In the academic literature, this is called the “pessimistic meta-induction” argument: “All scientific theories before the currently accepted ones have turned out not to be true, so by induction, we have to expect the same for any theory we might consider.”
The most general objection to this argument is that very few (if any) of the theories that were abandoned in favor of better ones were just wrong tout-court. If they were successfull at all for explanation, prediction and interaction, then they successfully captured some aspect of reality under some limiting conditions. Usually, the descriptions yielded by discarded theories arise from the newer theories in the limit given some boundary-conditions.
So, discarded theories are mostly not totally invalidated, but shown to be approximations or limiting cases of current theories.
The test for whether we should be “realists” about some element of a theory is whether that element contributes to/is responsible for the predictive & explanatory power of the theory, i.e. it’s actual success.
The issue of scientific realism is extremely interesting – and there’s a lot more to be said. Personally, I think Stathis Psillos’s Scientific Realism: How Science Tracks Truth is a very good book on the subject – I can only recommend it.
The most interesting conclusion from the pessimistic meta-induction for me: We should not be realists about the ontology even of our best theories, only about the relations/interactions they describe. A theory’s ontology may be completely off and we needn’t be any the wiser if the relational structure it depicts “fits” reality.

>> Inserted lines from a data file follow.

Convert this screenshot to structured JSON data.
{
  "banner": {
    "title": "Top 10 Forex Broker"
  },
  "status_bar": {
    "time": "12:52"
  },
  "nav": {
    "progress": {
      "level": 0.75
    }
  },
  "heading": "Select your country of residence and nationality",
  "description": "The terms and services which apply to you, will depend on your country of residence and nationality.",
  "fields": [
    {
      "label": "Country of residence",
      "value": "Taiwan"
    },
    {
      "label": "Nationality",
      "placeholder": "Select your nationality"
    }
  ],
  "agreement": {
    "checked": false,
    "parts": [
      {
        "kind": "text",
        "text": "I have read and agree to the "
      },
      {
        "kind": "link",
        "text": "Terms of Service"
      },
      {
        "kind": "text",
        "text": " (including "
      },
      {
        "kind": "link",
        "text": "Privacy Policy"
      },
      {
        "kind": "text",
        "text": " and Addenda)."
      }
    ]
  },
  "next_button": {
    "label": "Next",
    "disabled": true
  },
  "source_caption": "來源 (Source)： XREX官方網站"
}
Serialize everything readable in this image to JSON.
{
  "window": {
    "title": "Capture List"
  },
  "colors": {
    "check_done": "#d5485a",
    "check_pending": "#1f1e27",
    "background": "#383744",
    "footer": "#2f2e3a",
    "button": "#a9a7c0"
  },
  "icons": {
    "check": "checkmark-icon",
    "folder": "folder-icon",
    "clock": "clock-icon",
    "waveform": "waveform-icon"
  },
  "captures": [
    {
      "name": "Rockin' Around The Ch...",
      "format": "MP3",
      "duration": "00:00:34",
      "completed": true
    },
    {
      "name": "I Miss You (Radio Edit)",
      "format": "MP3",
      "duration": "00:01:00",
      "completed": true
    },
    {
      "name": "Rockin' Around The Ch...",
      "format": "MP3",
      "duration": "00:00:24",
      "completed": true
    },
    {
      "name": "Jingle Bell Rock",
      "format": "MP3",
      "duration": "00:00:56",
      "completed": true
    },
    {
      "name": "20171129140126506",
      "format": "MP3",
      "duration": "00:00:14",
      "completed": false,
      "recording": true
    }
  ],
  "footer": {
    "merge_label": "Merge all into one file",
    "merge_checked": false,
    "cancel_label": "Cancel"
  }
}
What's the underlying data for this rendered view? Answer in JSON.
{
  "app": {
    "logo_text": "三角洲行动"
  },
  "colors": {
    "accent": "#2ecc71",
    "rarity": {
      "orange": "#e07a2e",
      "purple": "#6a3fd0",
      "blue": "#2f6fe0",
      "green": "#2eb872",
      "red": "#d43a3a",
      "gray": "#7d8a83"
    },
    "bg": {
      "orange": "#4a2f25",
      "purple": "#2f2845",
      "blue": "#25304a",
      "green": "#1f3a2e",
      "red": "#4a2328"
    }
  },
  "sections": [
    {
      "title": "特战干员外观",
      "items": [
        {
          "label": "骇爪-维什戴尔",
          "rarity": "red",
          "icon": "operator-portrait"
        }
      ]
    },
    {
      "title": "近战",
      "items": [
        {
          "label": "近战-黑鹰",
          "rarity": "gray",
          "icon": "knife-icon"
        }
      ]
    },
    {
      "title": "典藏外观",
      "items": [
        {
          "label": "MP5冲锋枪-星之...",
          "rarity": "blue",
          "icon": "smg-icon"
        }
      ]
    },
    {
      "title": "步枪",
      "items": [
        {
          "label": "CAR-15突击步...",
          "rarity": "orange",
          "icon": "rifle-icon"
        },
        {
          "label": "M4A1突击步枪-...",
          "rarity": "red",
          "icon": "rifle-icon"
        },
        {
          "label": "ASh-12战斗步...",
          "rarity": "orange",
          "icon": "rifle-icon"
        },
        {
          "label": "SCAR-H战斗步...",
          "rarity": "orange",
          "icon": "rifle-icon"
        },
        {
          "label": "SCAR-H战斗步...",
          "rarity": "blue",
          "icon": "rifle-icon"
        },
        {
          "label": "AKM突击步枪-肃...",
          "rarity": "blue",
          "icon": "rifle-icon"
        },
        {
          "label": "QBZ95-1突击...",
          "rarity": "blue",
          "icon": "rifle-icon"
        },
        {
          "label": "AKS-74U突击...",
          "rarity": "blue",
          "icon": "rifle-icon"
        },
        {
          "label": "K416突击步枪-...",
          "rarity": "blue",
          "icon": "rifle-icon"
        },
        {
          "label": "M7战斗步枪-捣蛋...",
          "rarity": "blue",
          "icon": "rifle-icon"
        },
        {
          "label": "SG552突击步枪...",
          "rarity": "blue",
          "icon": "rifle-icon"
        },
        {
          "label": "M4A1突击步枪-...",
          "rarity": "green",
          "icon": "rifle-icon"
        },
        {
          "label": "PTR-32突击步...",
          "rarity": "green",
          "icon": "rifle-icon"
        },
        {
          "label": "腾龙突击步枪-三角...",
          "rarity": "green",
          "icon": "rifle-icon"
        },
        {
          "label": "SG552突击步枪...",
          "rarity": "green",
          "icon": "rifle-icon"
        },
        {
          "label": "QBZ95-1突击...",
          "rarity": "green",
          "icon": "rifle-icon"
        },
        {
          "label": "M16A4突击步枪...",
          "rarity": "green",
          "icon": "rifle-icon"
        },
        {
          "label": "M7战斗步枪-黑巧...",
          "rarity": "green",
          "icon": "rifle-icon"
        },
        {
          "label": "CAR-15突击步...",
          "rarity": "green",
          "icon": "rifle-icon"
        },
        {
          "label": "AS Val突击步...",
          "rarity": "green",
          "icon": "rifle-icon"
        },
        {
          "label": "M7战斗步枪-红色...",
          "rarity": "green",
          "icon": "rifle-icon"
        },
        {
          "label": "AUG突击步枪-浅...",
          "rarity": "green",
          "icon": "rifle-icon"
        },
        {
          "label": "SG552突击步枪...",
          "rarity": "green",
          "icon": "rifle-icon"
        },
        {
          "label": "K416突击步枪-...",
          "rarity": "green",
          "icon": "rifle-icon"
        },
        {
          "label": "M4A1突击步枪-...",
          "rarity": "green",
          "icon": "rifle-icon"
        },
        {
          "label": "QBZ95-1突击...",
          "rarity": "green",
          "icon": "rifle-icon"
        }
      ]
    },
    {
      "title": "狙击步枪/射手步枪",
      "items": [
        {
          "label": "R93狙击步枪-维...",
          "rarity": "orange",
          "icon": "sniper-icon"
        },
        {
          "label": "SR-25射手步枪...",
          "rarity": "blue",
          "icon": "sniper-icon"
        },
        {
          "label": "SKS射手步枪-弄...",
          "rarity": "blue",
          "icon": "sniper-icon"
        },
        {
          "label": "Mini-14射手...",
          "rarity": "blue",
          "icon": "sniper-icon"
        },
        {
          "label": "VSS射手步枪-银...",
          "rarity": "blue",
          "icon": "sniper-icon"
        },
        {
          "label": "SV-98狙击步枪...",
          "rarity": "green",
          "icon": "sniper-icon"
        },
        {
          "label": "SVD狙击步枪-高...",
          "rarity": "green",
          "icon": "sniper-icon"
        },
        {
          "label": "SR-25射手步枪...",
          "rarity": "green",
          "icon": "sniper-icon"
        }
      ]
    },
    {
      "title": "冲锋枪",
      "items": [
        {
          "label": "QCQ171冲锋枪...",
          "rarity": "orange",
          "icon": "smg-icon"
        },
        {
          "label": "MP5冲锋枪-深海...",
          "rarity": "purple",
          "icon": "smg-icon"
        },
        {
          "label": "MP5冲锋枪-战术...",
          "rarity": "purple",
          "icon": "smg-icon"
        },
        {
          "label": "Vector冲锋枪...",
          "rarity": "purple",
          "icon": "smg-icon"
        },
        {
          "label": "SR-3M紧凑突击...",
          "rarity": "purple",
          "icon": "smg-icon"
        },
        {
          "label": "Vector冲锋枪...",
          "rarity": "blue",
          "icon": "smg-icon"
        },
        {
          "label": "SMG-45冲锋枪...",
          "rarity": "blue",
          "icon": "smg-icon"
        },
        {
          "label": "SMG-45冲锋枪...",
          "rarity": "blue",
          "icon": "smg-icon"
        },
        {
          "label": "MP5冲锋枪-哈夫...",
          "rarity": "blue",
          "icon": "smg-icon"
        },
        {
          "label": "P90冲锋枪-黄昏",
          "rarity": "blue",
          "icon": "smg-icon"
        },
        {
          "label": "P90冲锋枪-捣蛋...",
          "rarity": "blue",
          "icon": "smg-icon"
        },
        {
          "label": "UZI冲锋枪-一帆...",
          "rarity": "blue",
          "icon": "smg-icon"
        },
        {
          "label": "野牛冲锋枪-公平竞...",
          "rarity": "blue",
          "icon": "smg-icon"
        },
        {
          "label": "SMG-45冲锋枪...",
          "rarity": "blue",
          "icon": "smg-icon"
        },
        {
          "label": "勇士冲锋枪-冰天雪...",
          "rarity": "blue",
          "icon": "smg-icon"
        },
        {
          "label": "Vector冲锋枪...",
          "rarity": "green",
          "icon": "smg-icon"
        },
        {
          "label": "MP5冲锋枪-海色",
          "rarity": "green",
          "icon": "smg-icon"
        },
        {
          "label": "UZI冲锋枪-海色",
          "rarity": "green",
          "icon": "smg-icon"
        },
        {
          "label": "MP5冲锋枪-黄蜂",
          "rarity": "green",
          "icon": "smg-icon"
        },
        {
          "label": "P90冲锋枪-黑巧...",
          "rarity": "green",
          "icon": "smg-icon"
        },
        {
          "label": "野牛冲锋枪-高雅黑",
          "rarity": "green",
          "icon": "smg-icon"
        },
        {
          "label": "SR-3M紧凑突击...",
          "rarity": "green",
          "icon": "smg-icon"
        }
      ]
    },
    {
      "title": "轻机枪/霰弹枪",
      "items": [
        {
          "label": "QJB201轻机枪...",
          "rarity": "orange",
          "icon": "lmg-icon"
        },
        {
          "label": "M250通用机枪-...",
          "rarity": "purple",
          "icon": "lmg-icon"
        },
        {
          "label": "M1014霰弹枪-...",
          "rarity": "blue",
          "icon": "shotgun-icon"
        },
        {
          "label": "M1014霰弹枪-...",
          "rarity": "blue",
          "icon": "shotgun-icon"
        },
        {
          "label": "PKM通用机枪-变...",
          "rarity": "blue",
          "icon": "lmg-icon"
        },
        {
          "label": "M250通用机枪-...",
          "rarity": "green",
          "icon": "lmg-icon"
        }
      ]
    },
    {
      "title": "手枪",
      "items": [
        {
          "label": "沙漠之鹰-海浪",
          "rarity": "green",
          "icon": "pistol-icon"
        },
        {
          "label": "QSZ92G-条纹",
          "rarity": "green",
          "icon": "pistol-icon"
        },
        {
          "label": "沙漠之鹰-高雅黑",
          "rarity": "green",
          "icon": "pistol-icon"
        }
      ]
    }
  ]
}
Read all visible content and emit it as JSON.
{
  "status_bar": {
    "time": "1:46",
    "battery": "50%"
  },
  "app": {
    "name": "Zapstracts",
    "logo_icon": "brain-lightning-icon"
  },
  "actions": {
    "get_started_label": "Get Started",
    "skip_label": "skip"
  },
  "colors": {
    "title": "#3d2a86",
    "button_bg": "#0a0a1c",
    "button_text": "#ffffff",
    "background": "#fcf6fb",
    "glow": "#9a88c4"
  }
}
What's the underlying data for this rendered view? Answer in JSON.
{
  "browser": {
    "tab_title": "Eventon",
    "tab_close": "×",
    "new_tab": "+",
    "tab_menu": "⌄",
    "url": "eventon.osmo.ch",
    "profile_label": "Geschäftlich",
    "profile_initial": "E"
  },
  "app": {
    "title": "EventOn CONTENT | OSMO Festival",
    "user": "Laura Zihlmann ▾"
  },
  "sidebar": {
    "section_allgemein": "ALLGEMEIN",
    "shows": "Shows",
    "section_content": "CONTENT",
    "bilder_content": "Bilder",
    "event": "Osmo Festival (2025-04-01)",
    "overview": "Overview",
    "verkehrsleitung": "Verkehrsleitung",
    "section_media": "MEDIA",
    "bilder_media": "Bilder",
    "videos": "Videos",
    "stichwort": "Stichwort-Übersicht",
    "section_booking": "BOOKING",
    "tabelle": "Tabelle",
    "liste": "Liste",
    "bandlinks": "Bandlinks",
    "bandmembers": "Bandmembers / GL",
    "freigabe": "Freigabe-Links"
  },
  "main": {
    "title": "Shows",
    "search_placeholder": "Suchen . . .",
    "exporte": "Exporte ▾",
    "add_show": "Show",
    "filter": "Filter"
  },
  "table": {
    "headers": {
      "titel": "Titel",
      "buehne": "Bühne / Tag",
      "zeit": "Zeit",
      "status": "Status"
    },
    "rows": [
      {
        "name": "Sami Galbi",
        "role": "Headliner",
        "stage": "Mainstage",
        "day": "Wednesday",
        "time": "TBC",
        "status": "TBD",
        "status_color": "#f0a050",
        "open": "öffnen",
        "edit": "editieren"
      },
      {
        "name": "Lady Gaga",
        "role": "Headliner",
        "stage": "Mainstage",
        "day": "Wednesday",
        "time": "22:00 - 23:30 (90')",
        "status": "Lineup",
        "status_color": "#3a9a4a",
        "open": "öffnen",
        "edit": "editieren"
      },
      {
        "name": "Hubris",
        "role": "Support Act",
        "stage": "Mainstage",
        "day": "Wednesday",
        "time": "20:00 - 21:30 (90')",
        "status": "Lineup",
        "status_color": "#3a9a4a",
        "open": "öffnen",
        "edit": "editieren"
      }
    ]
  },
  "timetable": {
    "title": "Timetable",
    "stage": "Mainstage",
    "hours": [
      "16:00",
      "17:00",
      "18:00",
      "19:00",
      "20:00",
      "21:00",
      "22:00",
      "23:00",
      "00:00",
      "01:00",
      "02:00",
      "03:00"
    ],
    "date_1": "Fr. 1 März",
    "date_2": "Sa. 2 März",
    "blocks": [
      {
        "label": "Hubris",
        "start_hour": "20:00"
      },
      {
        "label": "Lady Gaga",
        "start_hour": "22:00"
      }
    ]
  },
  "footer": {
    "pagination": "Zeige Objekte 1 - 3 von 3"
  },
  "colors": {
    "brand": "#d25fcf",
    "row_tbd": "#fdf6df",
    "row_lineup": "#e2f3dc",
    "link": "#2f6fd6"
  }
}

So, I think we have no sufficient reason to be classical scientific realists, but sufficient reason to be structural realists.